Water Safety – Know The Facts
Did you know on average 400 people drown each year and 200 people take their own lives in our waters? The UK the National Drowning Prevention Strategy 2016-2026 seeks to reduce the number of deaths in our waters by 50%. The National Water Safety Forum is working with organisations to make activities in and around our waters safer.
Drowning in the UK accounts for more accidental fatalities annually than fire deaths in the home or cycling deaths on the road, so measures need to be taken. Drowning often has complex and multiple causes but they are preventable. Interventions such as creating safer environments, providing swimming lessons and water safety education can help to reduce the number of incidents and deaths.
The risk of drowning in the UK population as a whole is low. Drowning affects all groups of people such as small children, teenagers who may take risks and seek thrill-seeking activities, middle-aged people undertaking leisure activities and the elderly who may have underlying health conditions which make them more vulnerable. In every age group, men are more vulnerable with 8 out of 10 deaths.
In nearly half (44%) of the fatal incidents, the person had no intention of entering the water.
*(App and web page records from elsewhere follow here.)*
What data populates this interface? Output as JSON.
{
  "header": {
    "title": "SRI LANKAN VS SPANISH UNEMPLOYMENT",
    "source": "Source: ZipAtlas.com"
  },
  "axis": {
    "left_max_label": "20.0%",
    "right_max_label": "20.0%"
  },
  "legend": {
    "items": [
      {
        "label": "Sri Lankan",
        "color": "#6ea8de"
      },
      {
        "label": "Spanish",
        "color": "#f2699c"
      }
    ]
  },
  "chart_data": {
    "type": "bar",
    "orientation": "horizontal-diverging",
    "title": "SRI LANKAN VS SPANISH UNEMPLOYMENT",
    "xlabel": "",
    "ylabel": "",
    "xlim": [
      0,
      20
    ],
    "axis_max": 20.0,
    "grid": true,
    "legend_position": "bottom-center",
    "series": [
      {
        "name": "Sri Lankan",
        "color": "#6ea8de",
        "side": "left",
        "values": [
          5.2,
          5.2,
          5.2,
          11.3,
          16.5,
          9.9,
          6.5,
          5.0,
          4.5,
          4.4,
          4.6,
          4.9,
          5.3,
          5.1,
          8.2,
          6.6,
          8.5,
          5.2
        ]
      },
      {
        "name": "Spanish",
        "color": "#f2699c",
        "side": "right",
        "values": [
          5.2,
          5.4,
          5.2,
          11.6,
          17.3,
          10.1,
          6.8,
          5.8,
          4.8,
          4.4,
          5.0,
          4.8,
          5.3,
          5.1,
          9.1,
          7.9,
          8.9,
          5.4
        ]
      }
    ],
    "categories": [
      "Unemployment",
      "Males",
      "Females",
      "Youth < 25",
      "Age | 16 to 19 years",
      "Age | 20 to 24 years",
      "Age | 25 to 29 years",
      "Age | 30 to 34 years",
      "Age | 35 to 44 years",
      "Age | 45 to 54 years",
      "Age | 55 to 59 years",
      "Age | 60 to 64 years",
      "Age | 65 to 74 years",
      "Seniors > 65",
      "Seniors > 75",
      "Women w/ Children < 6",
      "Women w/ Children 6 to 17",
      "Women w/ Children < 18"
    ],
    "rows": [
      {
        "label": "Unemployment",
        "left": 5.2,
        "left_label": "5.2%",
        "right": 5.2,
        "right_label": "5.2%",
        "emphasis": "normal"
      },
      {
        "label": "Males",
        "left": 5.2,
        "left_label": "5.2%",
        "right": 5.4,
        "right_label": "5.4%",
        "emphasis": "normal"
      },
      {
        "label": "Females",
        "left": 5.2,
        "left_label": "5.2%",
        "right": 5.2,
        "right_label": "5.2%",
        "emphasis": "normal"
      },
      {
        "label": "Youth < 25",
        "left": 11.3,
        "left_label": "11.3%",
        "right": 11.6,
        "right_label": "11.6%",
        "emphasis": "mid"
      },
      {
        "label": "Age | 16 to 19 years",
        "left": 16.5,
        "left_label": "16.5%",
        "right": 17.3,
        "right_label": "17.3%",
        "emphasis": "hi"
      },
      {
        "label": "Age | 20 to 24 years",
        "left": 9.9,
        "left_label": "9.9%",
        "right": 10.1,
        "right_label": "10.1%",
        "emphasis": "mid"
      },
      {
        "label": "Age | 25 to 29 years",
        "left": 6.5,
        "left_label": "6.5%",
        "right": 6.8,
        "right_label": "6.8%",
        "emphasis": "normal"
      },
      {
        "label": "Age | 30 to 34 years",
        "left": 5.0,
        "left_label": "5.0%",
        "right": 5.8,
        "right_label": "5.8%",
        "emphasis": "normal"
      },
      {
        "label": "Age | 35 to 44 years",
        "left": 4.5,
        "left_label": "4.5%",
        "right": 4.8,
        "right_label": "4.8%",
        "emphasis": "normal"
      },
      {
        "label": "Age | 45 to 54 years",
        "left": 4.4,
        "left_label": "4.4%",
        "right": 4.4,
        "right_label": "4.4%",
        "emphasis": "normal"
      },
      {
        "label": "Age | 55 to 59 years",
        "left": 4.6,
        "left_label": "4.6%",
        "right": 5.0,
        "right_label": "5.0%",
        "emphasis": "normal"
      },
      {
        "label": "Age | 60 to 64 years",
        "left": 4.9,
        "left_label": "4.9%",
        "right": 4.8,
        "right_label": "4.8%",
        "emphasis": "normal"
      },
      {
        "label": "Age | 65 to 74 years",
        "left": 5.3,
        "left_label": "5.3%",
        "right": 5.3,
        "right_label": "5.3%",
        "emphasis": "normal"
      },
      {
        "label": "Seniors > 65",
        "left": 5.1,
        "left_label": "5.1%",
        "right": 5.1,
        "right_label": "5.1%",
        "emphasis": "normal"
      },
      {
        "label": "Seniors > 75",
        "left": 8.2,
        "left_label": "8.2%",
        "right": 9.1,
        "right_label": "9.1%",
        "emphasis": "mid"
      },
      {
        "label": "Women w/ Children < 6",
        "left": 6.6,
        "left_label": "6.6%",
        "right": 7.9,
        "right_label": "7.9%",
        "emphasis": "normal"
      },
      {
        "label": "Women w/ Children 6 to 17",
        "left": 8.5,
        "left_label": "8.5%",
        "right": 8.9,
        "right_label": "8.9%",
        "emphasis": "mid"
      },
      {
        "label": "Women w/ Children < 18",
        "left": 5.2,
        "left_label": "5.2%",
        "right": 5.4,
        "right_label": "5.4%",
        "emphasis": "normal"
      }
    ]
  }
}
The person is often taking part in everyday activities such as walking. Consumption of alcohol, the condition of the premises and its location play a role.
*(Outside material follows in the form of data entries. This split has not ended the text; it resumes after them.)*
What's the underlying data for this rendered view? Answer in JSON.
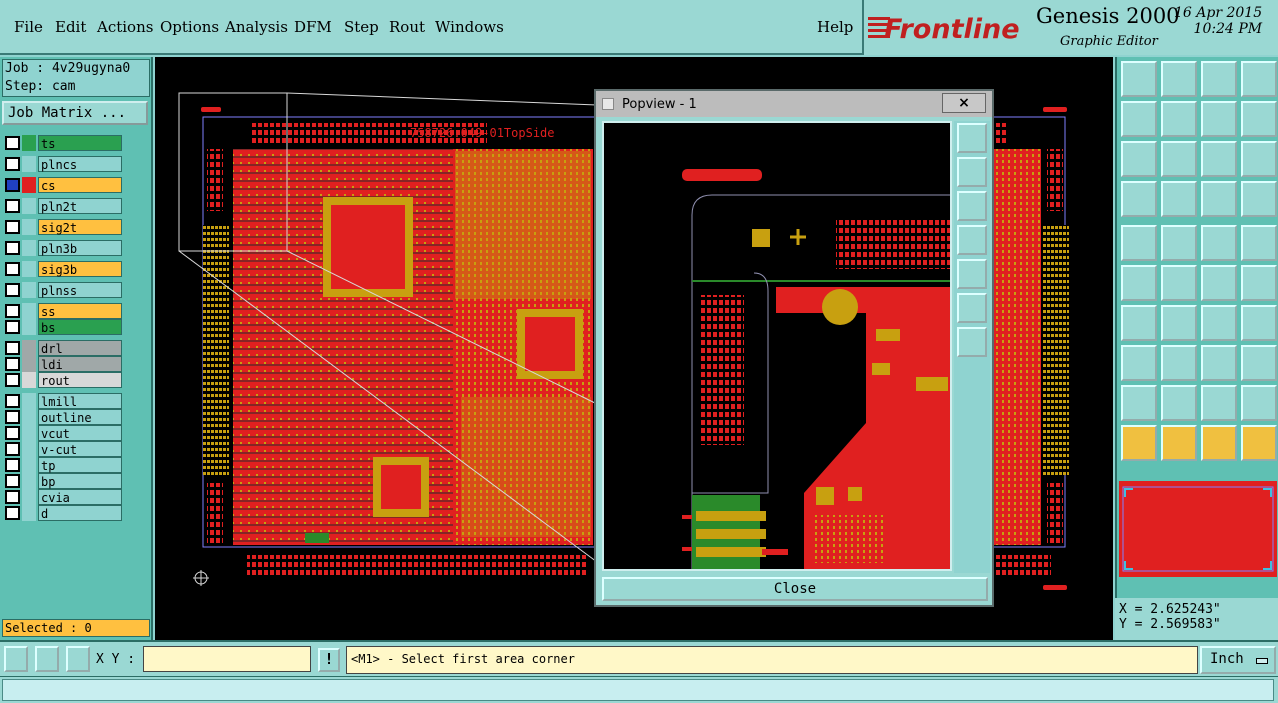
{
  "menu": [
    "File",
    "Edit",
    "Actions",
    "Options",
    "Analysis",
    "DFM",
    "Step",
    "Rout",
    "Windows",
    "Help"
  ],
  "brand": {
    "logo": "Frontline",
    "product": "Genesis 2000",
    "subtitle": "Graphic Editor",
    "date": "16 Apr 2015",
    "time": "10:24 PM"
  },
  "job": {
    "job_label": "Job : 4v29ugyna0",
    "step_label": "Step: cam",
    "matrix_button": "Job Matrix ..."
  },
  "layers": [
    {
      "name": "ts",
      "color": "#2aa050",
      "swatch": "#2aa050"
    },
    {
      "name": "plncs",
      "color": "#8fd3d0",
      "swatch": "#8fd3d0"
    },
    {
      "name": "cs",
      "color": "#ffc040",
      "swatch": "#e02020",
      "active": true
    },
    {
      "name": "pln2t",
      "color": "#8fd3d0",
      "swatch": "#8fd3d0"
    },
    {
      "name": "sig2t",
      "color": "#ffc040",
      "swatch": "#8fd3d0"
    },
    {
      "name": "pln3b",
      "color": "#8fd3d0",
      "swatch": "#8fd3d0"
    },
    {
      "name": "sig3b",
      "color": "#ffc040",
      "swatch": "#8fd3d0"
    },
    {
      "name": "plnss",
      "color": "#8fd3d0",
      "swatch": "#8fd3d0"
    },
    {
      "name": "ss",
      "color": "#ffc040",
      "swatch": "#8fd3d0"
    },
    {
      "name": "bs",
      "color": "#2aa050",
      "swatch": "#8fd3d0"
    },
    {
      "name": "drl",
      "color": "#a0a8a8",
      "swatch": "#a0a8a8"
    },
    {
      "name": "ldi",
      "color": "#a0a8a8",
      "swatch": "#a0a8a8"
    },
    {
      "name": "rout",
      "color": "#d8d8d8",
      "swatch": "#d8d8d8"
    },
    {
      "name": "lmill",
      "color": "#8fd3d0",
      "swatch": "#8fd3d0"
    },
    {
      "name": "outline",
      "color": "#8fd3d0",
      "swatch": "#8fd3d0"
    },
    {
      "name": "vcut",
      "color": "#8fd3d0",
      "swatch": "#8fd3d0"
    },
    {
      "name": "v-cut",
      "color": "#8fd3d0",
      "swatch": "#8fd3d0"
    },
    {
      "name": "tp",
      "color": "#8fd3d0",
      "swatch": "#8fd3d0"
    },
    {
      "name": "bp",
      "color": "#8fd3d0",
      "swatch": "#8fd3d0"
    },
    {
      "name": "cvia",
      "color": "#8fd3d0",
      "swatch": "#8fd3d0"
    },
    {
      "name": "d",
      "color": "#8fd3d0",
      "swatch": "#8fd3d0"
    }
  ],
  "selected": "Selected : 0",
  "board_label": "758726.049-01TopSide",
  "popview": {
    "title": "Popview - 1",
    "close_x": "×",
    "close_button": "Close"
  },
  "coords": {
    "x": "X = 2.625243\"",
    "y": "Y = 2.569583\""
  },
  "bottom": {
    "xy_label": "X Y :",
    "input_value": "",
    "bang": "!",
    "prompt": "<M1> - Select first area corner",
    "unit": "Inch"
  },
  "colors": {
    "copper": "#e02020",
    "pad": "#c8a010",
    "bg": "#000000",
    "panel": "#8fd3d0",
    "trace_green": "#2a8a2a"
  }
}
Fatal accidents that occur around the home account for only a small amount of fatalities. These often involve small children and the elderly who are more vulnerable.
What can be done to prevent drownings?
- Every child should have the opportunity to learn to swim.
- Educate the public on the risks associated with open water
- All recreational activities in and around water should have a risk assessment identifying the hazards and the associated risks, with a clear plan that addresses the risks.
- Every community with water risks should have a community level risk assessment and water safety plan
- Water safety campaigns. The RNLI have national drowning prevention campaigns, Respect the Water, the RLSS’ Drowning Prevention Week, as well as other drowning prevention and safety programmes
Water Safety Advice whilst on holiday
When going on holiday the last thing you think about is having an accident, and safety is probably the last thing you will think about. But planning ahead and thinking about the tips below can help to keep you and your family safe.
- When booking a holiday seek advice from the travel agent. Ask if the pool/ beach is safe and attended by lifeguards.
- When you arrive check the arrangements for any water-based activities, and how they are managed. Children as most at risk within the first hour of arriving at the destination. Parents can be distracted by unpacking. Ensure your children are kept close and supervised.
- Check the area for hazards. It is always worth knowing what the safety flags mean.
- Always swim with your children.
- Check the depth of the swimming pool
- Don’t swim when alcohol has been consumed.
- When at the beach be aware of rip tides and currents.
- Swim parallel to the beach/ shore
- Always look for warning and guidance signs.
- Do not use inflatables in open water.
- Always get out of open water when you first start to feel cold.
Can We Help?
If you’re working in a place that’s close to water or even involving water and you need help to ensure your health and safety is up to scratch, give Sureteam a call on 01666 503686 or write to us using our contact form.